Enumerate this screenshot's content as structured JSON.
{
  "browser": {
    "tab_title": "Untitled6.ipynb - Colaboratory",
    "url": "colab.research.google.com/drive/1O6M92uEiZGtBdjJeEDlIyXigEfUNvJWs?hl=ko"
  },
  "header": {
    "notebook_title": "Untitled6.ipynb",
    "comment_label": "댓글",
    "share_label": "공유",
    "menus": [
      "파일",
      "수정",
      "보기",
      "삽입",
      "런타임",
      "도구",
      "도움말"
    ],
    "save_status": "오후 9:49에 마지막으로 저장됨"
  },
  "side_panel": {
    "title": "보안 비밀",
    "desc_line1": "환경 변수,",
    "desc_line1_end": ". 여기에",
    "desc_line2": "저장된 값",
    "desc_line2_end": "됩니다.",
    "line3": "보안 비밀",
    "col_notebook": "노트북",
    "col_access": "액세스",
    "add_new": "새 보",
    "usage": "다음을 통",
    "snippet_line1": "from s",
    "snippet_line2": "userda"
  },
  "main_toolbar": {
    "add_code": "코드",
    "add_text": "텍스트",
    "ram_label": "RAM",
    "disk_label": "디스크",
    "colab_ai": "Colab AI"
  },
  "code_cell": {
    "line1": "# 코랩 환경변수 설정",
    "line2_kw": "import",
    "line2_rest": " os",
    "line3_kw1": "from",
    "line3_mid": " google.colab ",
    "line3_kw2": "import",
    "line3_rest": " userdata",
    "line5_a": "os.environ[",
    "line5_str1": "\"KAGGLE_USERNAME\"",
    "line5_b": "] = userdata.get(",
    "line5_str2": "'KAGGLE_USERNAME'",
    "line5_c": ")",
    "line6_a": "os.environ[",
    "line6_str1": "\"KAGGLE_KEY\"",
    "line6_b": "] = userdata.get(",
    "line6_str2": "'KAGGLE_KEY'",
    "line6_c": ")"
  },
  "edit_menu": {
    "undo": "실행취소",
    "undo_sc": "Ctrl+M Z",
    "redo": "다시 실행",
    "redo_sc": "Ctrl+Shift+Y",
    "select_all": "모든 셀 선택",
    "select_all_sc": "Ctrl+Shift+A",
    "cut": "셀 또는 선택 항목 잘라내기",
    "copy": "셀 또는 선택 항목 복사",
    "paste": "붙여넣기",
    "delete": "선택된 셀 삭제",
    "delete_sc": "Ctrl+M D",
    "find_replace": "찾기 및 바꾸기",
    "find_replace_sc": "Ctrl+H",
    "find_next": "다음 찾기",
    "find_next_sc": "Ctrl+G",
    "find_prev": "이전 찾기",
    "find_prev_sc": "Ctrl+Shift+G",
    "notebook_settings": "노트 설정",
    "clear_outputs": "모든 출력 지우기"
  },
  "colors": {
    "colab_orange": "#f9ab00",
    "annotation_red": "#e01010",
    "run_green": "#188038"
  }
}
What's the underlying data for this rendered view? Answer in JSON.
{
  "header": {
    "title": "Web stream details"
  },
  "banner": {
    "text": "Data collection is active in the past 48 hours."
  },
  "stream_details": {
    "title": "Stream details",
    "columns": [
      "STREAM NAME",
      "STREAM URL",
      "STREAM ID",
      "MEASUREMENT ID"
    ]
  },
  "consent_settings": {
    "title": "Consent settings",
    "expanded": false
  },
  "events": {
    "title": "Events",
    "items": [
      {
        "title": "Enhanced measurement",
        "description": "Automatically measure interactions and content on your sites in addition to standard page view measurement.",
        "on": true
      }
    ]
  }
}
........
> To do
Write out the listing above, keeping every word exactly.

> Finished exercise
Enumerate this screenshot's content as structured JSON.
{
  "browser": {
    "tab_title": "Untitled6.ipynb - Colaboratory",
    "url": "colab.research.google.com/drive/1O6M92uEiZGtBdjJeEDlIyXigEfUNvJWs?hl=ko"
  },
  "header": {
    "notebook_title": "Untitled6.ipynb",
    "comment_label": "댓글",
    "share_label": "공유",
    "menus": [
      "파일",
      "수정",
      "보기",
      "삽입",
      "런타임",
      "도구",
      "도움말"
    ],
    "save_status": "오후 9:49에 마지막으로 저장됨"
  },
  "side_panel": {
    "title": "보안 비밀",
    "desc_line1": "환경 변수,",
    "desc_line1_end": ". 여기에",
    "desc_line2": "저장된 값",
    "desc_line2_end": "됩니다.",
    "line3": "보안 비밀",
    "col_notebook": "노트북",
    "col_access": "액세스",
    "add_new": "새 보",
    "usage": "다음을 통",
    "snippet_line1": "from s",
    "snippet_line2": "userda"
  },
  "main_toolbar": {
    "add_code": "코드",
    "add_text": "텍스트",
    "ram_label": "RAM",
    "disk_label": "디스크",
    "colab_ai": "Colab AI"
  },
  "code_cell": {
    "line1": "# 코랩 환경변수 설정",
    "line2_kw": "import",
    "line2_rest": " os",
    "line3_kw1": "from",
    "line3_mid": " google.colab ",
    "line3_kw2": "import",
    "line3_rest": " userdata",
    "line5_a": "os.environ[",
    "line5_str1": "\"KAGGLE_USERNAME\"",
    "line5_b": "] = userdata.get(",
    "line5_str2": "'KAGGLE_USERNAME'",
    "line5_c": ")",
    "line6_a": "os.environ[",
    "line6_str1": "\"KAGGLE_KEY\"",
    "line6_b": "] = userdata.get(",
    "line6_str2": "'KAGGLE_KEY'",
    "line6_c": ")"
  },
  "edit_menu": {
    "undo": "실행취소",
    "undo_sc": "Ctrl+M Z",
    "redo": "다시 실행",
    "redo_sc": "Ctrl+Shift+Y",
    "select_all": "모든 셀 선택",
    "select_all_sc": "Ctrl+Shift+A",
    "cut": "셀 또는 선택 항목 잘라내기",
    "copy": "셀 또는 선택 항목 복사",
    "paste": "붙여넣기",
    "delete": "선택된 셀 삭제",
    "delete_sc": "Ctrl+M D",
    "find_replace": "찾기 및 바꾸기",
    "find_replace_sc": "Ctrl+H",
    "find_next": "다음 찾기",
    "find_next_sc": "Ctrl+G",
    "find_prev": "이전 찾기",
    "find_prev_sc": "Ctrl+Shift+G",
    "notebook_settings": "노트 설정",
    "clear_outputs": "모든 출력 지우기"
  },
  "colors": {
    "colab_orange": "#f9ab00",
    "annotation_red": "#e01010",
    "run_green": "#188038"
  }
}
What's the underlying data for this rendered view? Answer in JSON.
{
  "header": {
    "title": "Web stream details"
  },
  "banner": {
    "text": "Data collection is active in the past 48 hours."
  },
  "stream_details": {
    "title": "Stream details",
    "columns": [
      "STREAM NAME",
      "STREAM URL",
      "STREAM ID",
      "MEASUREMENT ID"
    ]
  },
  "consent_settings": {
    "title": "Consent settings",
    "expanded": false
  },
  "events": {
    "title": "Events",
    "items": [
      {
        "title": "Enhanced measurement",
        "description": "Automatically measure interactions and content on your sites in addition to standard page view measurement.",
        "on": true
      }
    ]
  }
}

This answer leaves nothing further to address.